Materials provided Start Marker
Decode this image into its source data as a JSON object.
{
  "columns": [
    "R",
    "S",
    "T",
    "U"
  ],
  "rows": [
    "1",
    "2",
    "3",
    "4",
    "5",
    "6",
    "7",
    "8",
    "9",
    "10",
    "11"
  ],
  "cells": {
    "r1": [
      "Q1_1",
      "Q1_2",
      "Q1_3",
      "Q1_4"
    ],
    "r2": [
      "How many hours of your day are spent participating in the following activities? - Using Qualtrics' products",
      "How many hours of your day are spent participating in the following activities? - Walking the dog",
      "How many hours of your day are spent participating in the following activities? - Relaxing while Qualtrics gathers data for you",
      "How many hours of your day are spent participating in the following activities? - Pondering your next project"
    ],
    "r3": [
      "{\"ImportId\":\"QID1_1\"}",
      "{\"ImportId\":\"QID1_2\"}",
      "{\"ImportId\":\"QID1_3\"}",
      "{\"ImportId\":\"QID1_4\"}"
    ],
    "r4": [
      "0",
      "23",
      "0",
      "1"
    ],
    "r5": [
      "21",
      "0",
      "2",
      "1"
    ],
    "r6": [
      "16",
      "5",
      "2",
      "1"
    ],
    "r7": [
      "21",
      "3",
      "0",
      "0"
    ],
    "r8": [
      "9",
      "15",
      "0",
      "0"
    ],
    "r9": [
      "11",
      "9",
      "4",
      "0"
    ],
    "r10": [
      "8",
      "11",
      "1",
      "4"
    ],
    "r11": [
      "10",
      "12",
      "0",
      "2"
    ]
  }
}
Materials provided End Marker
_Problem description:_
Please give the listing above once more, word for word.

_Your solution:_
Decode this image into its source data as a JSON object.
{
  "columns": [
    "R",
    "S",
    "T",
    "U"
  ],
  "rows": [
    "1",
    "2",
    "3",
    "4",
    "5",
    "6",
    "7",
    "8",
    "9",
    "10",
    "11"
  ],
  "cells": {
    "r1": [
      "Q1_1",
      "Q1_2",
      "Q1_3",
      "Q1_4"
    ],
    "r2": [
      "How many hours of your day are spent participating in the following activities? - Using Qualtrics' products",
      "How many hours of your day are spent participating in the following activities? - Walking the dog",
      "How many hours of your day are spent participating in the following activities? - Relaxing while Qualtrics gathers data for you",
      "How many hours of your day are spent participating in the following activities? - Pondering your next project"
    ],
    "r3": [
      "{\"ImportId\":\"QID1_1\"}",
      "{\"ImportId\":\"QID1_2\"}",
      "{\"ImportId\":\"QID1_3\"}",
      "{\"ImportId\":\"QID1_4\"}"
    ],
    "r4": [
      "0",
      "23",
      "0",
      "1"
    ],
    "r5": [
      "21",
      "0",
      "2",
      "1"
    ],
    "r6": [
      "16",
      "5",
      "2",
      "1"
    ],
    "r7": [
      "21",
      "3",
      "0",
      "0"
    ],
    "r8": [
      "9",
      "15",
      "0",
      "0"
    ],
    "r9": [
      "11",
      "9",
      "4",
      "0"
    ],
    "r10": [
      "8",
      "11",
      "1",
      "4"
    ],
    "r11": [
      "10",
      "12",
      "0",
      "2"
    ]
  }
}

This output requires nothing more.